Reply with the data below, repeated exactly in full.

[Excerpts from an interface dataset]
########################################

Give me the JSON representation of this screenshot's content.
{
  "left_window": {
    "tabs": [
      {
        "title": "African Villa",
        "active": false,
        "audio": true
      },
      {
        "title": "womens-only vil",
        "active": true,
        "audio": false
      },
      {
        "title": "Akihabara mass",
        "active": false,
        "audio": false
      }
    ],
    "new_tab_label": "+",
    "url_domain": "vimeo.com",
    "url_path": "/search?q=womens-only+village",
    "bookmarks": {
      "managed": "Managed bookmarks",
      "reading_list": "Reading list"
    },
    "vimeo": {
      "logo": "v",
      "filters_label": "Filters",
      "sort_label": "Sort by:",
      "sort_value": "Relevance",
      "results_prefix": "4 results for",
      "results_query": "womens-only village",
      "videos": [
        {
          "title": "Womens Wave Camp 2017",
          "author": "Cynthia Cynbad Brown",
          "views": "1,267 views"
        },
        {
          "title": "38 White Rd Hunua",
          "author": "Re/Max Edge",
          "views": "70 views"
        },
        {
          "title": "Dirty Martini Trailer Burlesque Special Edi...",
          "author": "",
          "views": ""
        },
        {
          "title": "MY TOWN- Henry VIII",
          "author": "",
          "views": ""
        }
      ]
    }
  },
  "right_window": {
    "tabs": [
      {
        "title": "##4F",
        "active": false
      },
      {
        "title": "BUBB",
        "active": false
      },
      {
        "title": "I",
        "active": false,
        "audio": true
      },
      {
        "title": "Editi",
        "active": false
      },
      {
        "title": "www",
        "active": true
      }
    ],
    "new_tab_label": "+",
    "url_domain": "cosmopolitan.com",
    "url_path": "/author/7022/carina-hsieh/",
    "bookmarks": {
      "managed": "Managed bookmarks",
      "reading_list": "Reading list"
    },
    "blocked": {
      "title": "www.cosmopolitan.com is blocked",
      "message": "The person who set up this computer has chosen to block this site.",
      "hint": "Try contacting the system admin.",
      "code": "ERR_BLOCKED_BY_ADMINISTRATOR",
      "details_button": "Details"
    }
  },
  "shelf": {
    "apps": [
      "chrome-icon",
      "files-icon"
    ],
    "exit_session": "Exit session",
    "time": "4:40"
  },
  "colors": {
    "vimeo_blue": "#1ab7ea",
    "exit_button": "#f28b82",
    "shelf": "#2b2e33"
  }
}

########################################

Answer space
Give me the JSON representation of this screenshot's content.
{
  "left_window": {
    "tabs": [
      {
        "title": "African Villa",
        "active": false,
        "audio": true
      },
      {
        "title": "womens-only vil",
        "active": true,
        "audio": false
      },
      {
        "title": "Akihabara mass",
        "active": false,
        "audio": false
      }
    ],
    "new_tab_label": "+",
    "url_domain": "vimeo.com",
    "url_path": "/search?q=womens-only+village",
    "bookmarks": {
      "managed": "Managed bookmarks",
      "reading_list": "Reading list"
    },
    "vimeo": {
      "logo": "v",
      "filters_label": "Filters",
      "sort_label": "Sort by:",
      "sort_value": "Relevance",
      "results_prefix": "4 results for",
      "results_query": "womens-only village",
      "videos": [
        {
          "title": "Womens Wave Camp 2017",
          "author": "Cynthia Cynbad Brown",
          "views": "1,267 views"
        },
        {
          "title": "38 White Rd Hunua",
          "author": "Re/Max Edge",
          "views": "70 views"
        },
        {
          "title": "Dirty Martini Trailer Burlesque Special Edi...",
          "author": "",
          "views": ""
        },
        {
          "title": "MY TOWN- Henry VIII",
          "author": "",
          "views": ""
        }
      ]
    }
  },
  "right_window": {
    "tabs": [
      {
        "title": "##4F",
        "active": false
      },
      {
        "title": "BUBB",
        "active": false
      },
      {
        "title": "I",
        "active": false,
        "audio": true
      },
      {
        "title": "Editi",
        "active": false
      },
      {
        "title": "www",
        "active": true
      }
    ],
    "new_tab_label": "+",
    "url_domain": "cosmopolitan.com",
    "url_path": "/author/7022/carina-hsieh/",
    "bookmarks": {
      "managed": "Managed bookmarks",
      "reading_list": "Reading list"
    },
    "blocked": {
      "title": "www.cosmopolitan.com is blocked",
      "message": "The person who set up this computer has chosen to block this site.",
      "hint": "Try contacting the system admin.",
      "code": "ERR_BLOCKED_BY_ADMINISTRATOR",
      "details_button": "Details"
    }
  },
  "shelf": {
    "apps": [
      "chrome-icon",
      "files-icon"
    ],
    "exit_session": "Exit session",
    "time": "4:40"
  },
  "colors": {
    "vimeo_blue": "#1ab7ea",
    "exit_button": "#f28b82",
    "shelf": "#2b2e33"
  }
}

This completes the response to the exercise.